August 8, 2007
Iâ€™m a pretty ordinary gamer, not dissimilar from most anyone who might read this site. Iâ€™m in graduate school, I have a job in IT, and like many twenty-something Gen X-ers out there, find my precious time to actually enjoy games fast dwindling in the midst of real world obligations. So I was delighted when I was offered a job at a major gaming blog (or, to be honest, a satellite of a major gaming blog). It sounded great â€“ the chance to write about videogames, as I frequently do in my own blog, but now to get paid for it! Sure, it would be a lot of work, but Iâ€™m so immersed in their content already, making the jump from blog reader to blog writer couldnâ€™t be that bad, could it?
Actually, it felt a little like a bait and switchâ€¦ when I was hired, they did tell me that they wanted 50-60 posts per month, so I could say I had been warned. But they failed to mention how little help they would give me in learning where to get news, or how little they would be willing to work with other, real world priorities. I cautioned them I was only accustomed to getting my gaming news from big sites like Joystiq and Kotaku â€“ I didn’t have any resources to bring in news by myself. They assured me it would be no problem. Yet when I finally came on, finding news consisted just of crawling message boards and RSS feeds for anything related to the console we covered, and trying to decide if anyone actually cared about it enough to post.

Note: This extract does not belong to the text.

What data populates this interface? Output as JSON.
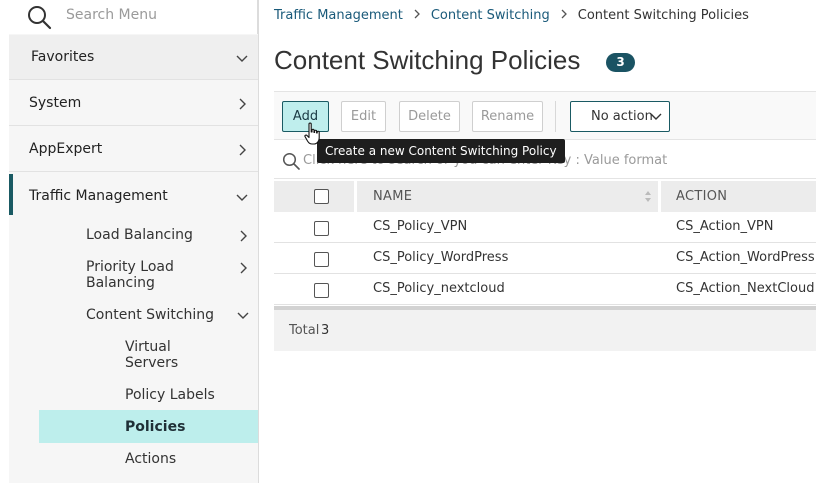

The pay was a set amount per post, which at first sounded nice. I’m sure I’d have gotten better at the process, but the final post I did took over two hours, from finding the news to writing it up, gleaning game details from Japanese magazine scans, editing the images, and getting a slew of technical corrections from the lead blogger. Ultimately, by my math, it means I worked for less than minimum wage today.
Another problem I had was understanding their method of “You must have x many posts or else!” They were paying a set amount per post, so if I post their “minimum” I get that amount; if I post ten posts in a month, Iâ€™d get the post amount times ten. Any deficiency doesn’t actually cost them money. But the corporate blogging world doesnâ€™t work like that, it seems. The whole enterprise suckles off a massive corporation’s largesse â€“ and for the full time people for whom that’s their only job, good for them. However, forcing people to post artificially large quantities, even when there’s no real news, just serves to dilute the quality of what they’re covering.
Why not bring on as many bloggers as you need to get the number of posts you want in a day, and let them post as they see fit? You’ll get perspective out the wazoo, and all the stories will be things someone cares about, and you don’t pay any more for the trouble since you pay by the post. Of course, increasing the number of bloggers will by necessity increase the turnover rate, and unless you’re very careful you risk diluting the writing quality, but it can be done, unless your goal is creating quantity of content, not quality.
In the blogâ€™s chat room prior to resigning, I approached the topic by asking what they do on slow news days, since your post requirements remain the same. Almost predictably, the lead blogger went off on how she hates this “myth” of the slow news day â€“ there’s always news. Alright, Iâ€™ll bite… there’s always news items out there that fall within the scope of the site that can be put written about, but how many people care about them? Is it really worth the dough to the corporate overlord to post about obscure Japanese games when maybe only a tiny handful of people give a flip?? The same goes for site-created features, which pay more per feature. By focusing on post quantity rather than asking whether what they are making means anything to anyone, you get a lot of well-written, filler sludge.
I like to write about videogames, but this was something different. It was writing about the topic of games, but with complete disregard to what made any of us play them in the first place: love of the games themselves. In the world of corporate blogging, it doesnâ€™t matter whether you care for what youâ€™re writing about â€“ itâ€™s whether someone whoâ€™ll read it and generate ad revenue might care for it.
My lifeâ€™s not getting any less filled with obligations, and soiling the pasttime I cherish by keeping my nose to an artificial, quantity-driven grindstone is not what I want to spend my only bits of free time doing. At the end of the day, that was the final straw. A really telling warning that I should have picked up on was that a friend and fellow blogger mentioned at one point how infrequently he got the opportunity to actually play games anymore… he just writes about them now.
By the end, the lead blogger had lost all pretense of friendliness, and it felt like she was just being critical of me for its own sake. The seeming powertrip applied to every question and minor mistake was on top of the hard time given for not posting often enough, despite my real world moving from one city to another, preparing for a graduate level law exam, and applying for a job post-graduation. It made me wonder if this was the reality of paid blogging shining through â€“ quotas and deadlines and a faÃ§ade of professionalism.
For my part, I’m content to be back on the other side of the fence, able to focus on more career-oriented (and hopefully higher paying) priorities, and grinding my nose on videogames because I actually enjoy them.
Leave a Reply
You must be logged in to post a comment.